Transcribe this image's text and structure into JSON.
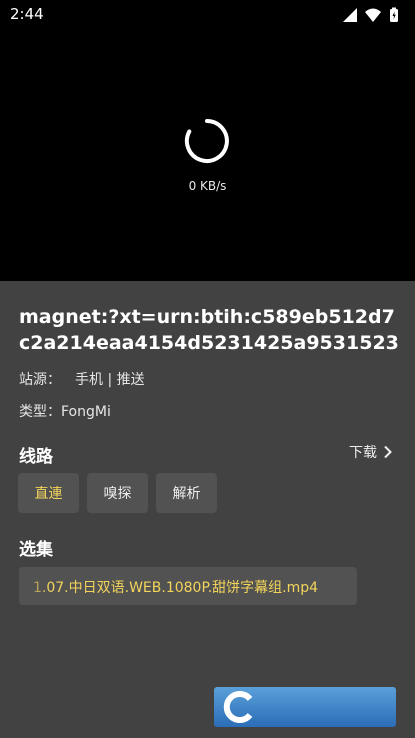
{
  "status_bar": {
    "time": "2:44"
  },
  "player": {
    "speed": "0 KB/s"
  },
  "detail": {
    "title": "magnet:?xt=urn:btih:c589eb512d7c2a214eaa4154d5231425a9531523",
    "site": "站源： 手机 | 推送",
    "type": "类型：FongMi"
  },
  "routes": {
    "title": "线路",
    "download_label": "下载",
    "buttons": [
      "直連",
      "嗅探",
      "解析"
    ],
    "active_index": 0
  },
  "episodes": {
    "title": "选集",
    "items": [
      "1.07.中日双语.WEB.1080P.甜饼字幕组.mp4"
    ]
  },
  "colors": {
    "accent": "#f3d45b",
    "panel": "#424242",
    "chip": "#525252"
  }
}
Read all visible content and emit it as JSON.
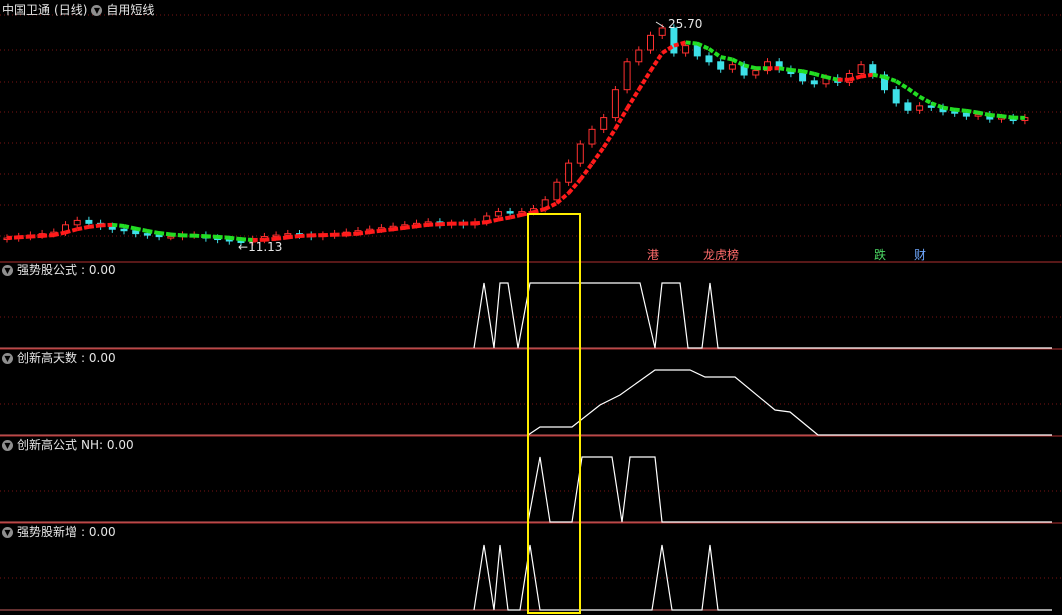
{
  "chart_header": {
    "stock_name": "中国卫通",
    "period": "(日线)",
    "indicator_name": "自用短线"
  },
  "price_labels": {
    "high": "25.70",
    "low": "11.13"
  },
  "event_tags": [
    {
      "text": "港",
      "color": "#ff6b6b"
    },
    {
      "text": "龙虎榜",
      "color": "#ff6b6b"
    },
    {
      "text": "跌",
      "color": "#4cd964"
    },
    {
      "text": "财",
      "color": "#6fa8ff"
    }
  ],
  "panels": [
    {
      "name": "强势股公式",
      "value_text": ": 0.00"
    },
    {
      "name": "创新高天数",
      "value_text": ": 0.00"
    },
    {
      "name": "创新高公式",
      "value_text": " NH: 0.00"
    },
    {
      "name": "强势股新增",
      "value_text": ": 0.00"
    }
  ],
  "colors": {
    "up": "#ff3030",
    "down": "#3ee0e8",
    "ma_up": "#ff1a1a",
    "ma_down": "#22dd22",
    "grid": "#7a1515",
    "panel_line": "#ffffff",
    "highlight_box": "#ffee00"
  },
  "chart_data": {
    "type": "candlestick",
    "title": "中国卫通 (日线)",
    "price_high": 25.7,
    "price_low": 11.13,
    "candles_close": [
      11.4,
      11.5,
      11.6,
      11.7,
      11.8,
      12.3,
      12.6,
      12.4,
      12.2,
      12.0,
      11.9,
      11.7,
      11.6,
      11.5,
      11.5,
      11.6,
      11.6,
      11.4,
      11.3,
      11.2,
      11.13,
      11.3,
      11.5,
      11.6,
      11.7,
      11.6,
      11.5,
      11.6,
      11.7,
      11.8,
      11.9,
      12.0,
      12.1,
      12.2,
      12.3,
      12.4,
      12.5,
      12.3,
      12.4,
      12.3,
      12.5,
      12.9,
      13.2,
      13.1,
      13.2,
      13.4,
      14.0,
      15.2,
      16.5,
      17.8,
      18.8,
      19.6,
      21.5,
      23.4,
      24.2,
      25.2,
      25.7,
      24.0,
      24.5,
      23.8,
      23.4,
      22.9,
      23.2,
      22.5,
      22.8,
      23.4,
      22.9,
      22.6,
      22.1,
      21.9,
      22.3,
      22.0,
      22.6,
      23.2,
      22.5,
      21.5,
      20.6,
      20.1,
      20.4,
      20.3,
      20.0,
      19.9,
      19.7,
      19.8,
      19.5,
      19.6,
      19.4,
      19.6
    ]
  }
}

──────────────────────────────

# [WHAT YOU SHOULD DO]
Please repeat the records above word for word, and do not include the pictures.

# [COMPLETED EXERCISE]
Transcribe this image's text and structure into JSON.
{
  "status_bar": {
    "time": "2:44"
  },
  "player": {
    "speed": "0 KB/s"
  },
  "detail": {
    "title": "magnet:?xt=urn:btih:c589eb512d7c2a214eaa4154d5231425a9531523",
    "site": "站源： 手机 | 推送",
    "type": "类型：FongMi"
  },
  "routes": {
    "title": "线路",
    "download_label": "下载",
    "buttons": [
      "直連",
      "嗅探",
      "解析"
    ],
    "active_index": 0
  },
  "episodes": {
    "title": "选集",
    "items": [
      "1.07.中日双语.WEB.1080P.甜饼字幕组.mp4"
    ]
  },
  "colors": {
    "accent": "#f3d45b",
    "panel": "#424242",
    "chip": "#525252"
  }
}
Read all visible content and emit it as JSON.
{
  "chart_header": {
    "stock_name": "中国卫通",
    "period": "(日线)",
    "indicator_name": "自用短线"
  },
  "price_labels": {
    "high": "25.70",
    "low": "11.13"
  },
  "event_tags": [
    {
      "text": "港",
      "color": "#ff6b6b"
    },
    {
      "text": "龙虎榜",
      "color": "#ff6b6b"
    },
    {
      "text": "跌",
      "color": "#4cd964"
    },
    {
      "text": "财",
      "color": "#6fa8ff"
    }
  ],
  "panels": [
    {
      "name": "强势股公式",
      "value_text": ": 0.00"
    },
    {
      "name": "创新高天数",
      "value_text": ": 0.00"
    },
    {
      "name": "创新高公式",
      "value_text": " NH: 0.00"
    },
    {
      "name": "强势股新增",
      "value_text": ": 0.00"
    }
  ],
  "colors": {
    "up": "#ff3030",
    "down": "#3ee0e8",
    "ma_up": "#ff1a1a",
    "ma_down": "#22dd22",
    "grid": "#7a1515",
    "panel_line": "#ffffff",
    "highlight_box": "#ffee00"
  },
  "chart_data": {
    "type": "candlestick",
    "title": "中国卫通 (日线)",
    "price_high": 25.7,
    "price_low": 11.13,
    "candles_close": [
      11.4,
      11.5,
      11.6,
      11.7,
      11.8,
      12.3,
      12.6,
      12.4,
      12.2,
      12.0,
      11.9,
      11.7,
      11.6,
      11.5,
      11.5,
      11.6,
      11.6,
      11.4,
      11.3,
      11.2,
      11.13,
      11.3,
      11.5,
      11.6,
      11.7,
      11.6,
      11.5,
      11.6,
      11.7,
      11.8,
      11.9,
      12.0,
      12.1,
      12.2,
      12.3,
      12.4,
      12.5,
      12.3,
      12.4,
      12.3,
      12.5,
      12.9,
      13.2,
      13.1,
      13.2,
      13.4,
      14.0,
      15.2,
      16.5,
      17.8,
      18.8,
      19.6,
      21.5,
      23.4,
      24.2,
      25.2,
      25.7,
      24.0,
      24.5,
      23.8,
      23.4,
      22.9,
      23.2,
      22.5,
      22.8,
      23.4,
      22.9,
      22.6,
      22.1,
      21.9,
      22.3,
      22.0,
      22.6,
      23.2,
      22.5,
      21.5,
      20.6,
      20.1,
      20.4,
      20.3,
      20.0,
      19.9,
      19.7,
      19.8,
      19.5,
      19.6,
      19.4,
      19.6
    ]
  }
}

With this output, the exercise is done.